_Record excerpts_
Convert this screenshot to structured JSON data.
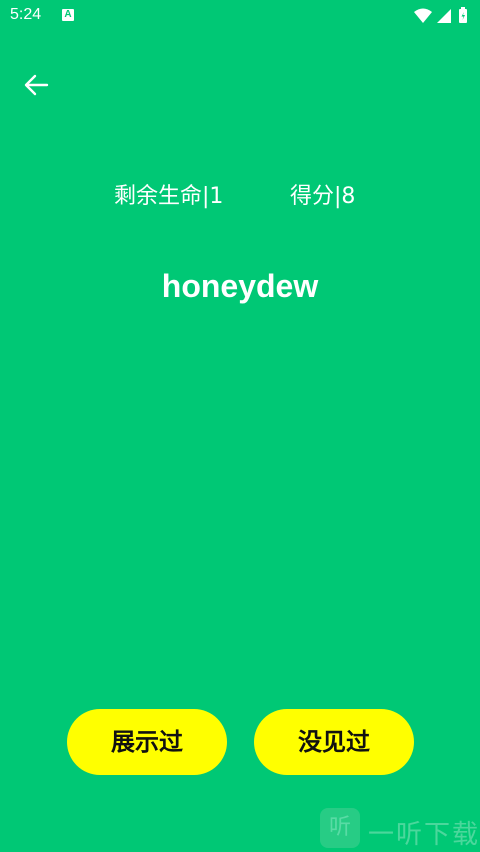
{
  "status_bar": {
    "time": "5:24",
    "notification_icon_letter": "A",
    "icons": [
      "wifi-icon",
      "cell-signal-icon",
      "battery-icon"
    ]
  },
  "nav": {
    "back_icon": "arrow-left-icon"
  },
  "game": {
    "lives_text": "剩余生命|1",
    "score_text": "得分|8",
    "word": "honeydew"
  },
  "actions": {
    "shown_label": "展示过",
    "unseen_label": "没见过"
  },
  "watermark": {
    "logo_text": "听",
    "text": "一听下载"
  },
  "colors": {
    "background": "#00c875",
    "button": "#ffff00",
    "button_text": "#111111",
    "text": "#ffffff"
  }
}
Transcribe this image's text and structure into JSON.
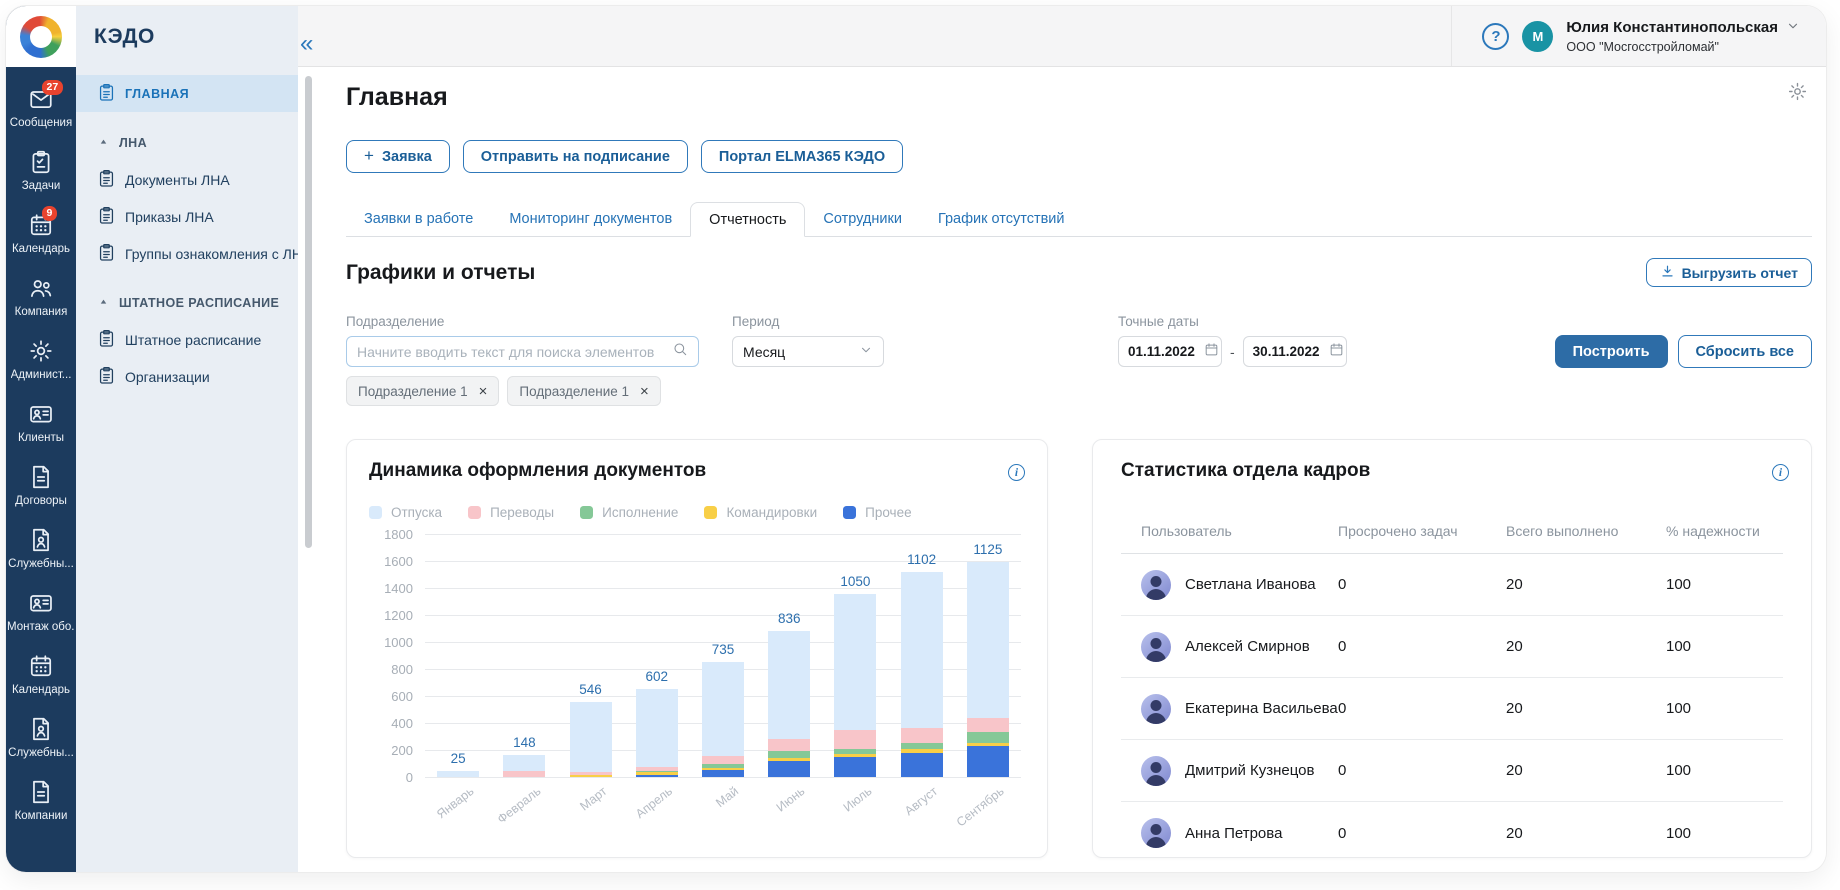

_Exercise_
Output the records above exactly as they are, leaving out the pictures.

_Expected output_
Convert this screenshot to structured JSON data.
{
  "status_bar": {
    "time": "5:24",
    "notification_icon_letter": "A",
    "icons": [
      "wifi-icon",
      "cell-signal-icon",
      "battery-icon"
    ]
  },
  "nav": {
    "back_icon": "arrow-left-icon"
  },
  "game": {
    "lives_text": "剩余生命|1",
    "score_text": "得分|8",
    "word": "honeydew"
  },
  "actions": {
    "shown_label": "展示过",
    "unseen_label": "没见过"
  },
  "watermark": {
    "logo_text": "听",
    "text": "一听下载"
  },
  "colors": {
    "background": "#00c875",
    "button": "#ffff00",
    "button_text": "#111111",
    "text": "#ffffff"
  }
}
Transcribe this image's text and structure into JSON.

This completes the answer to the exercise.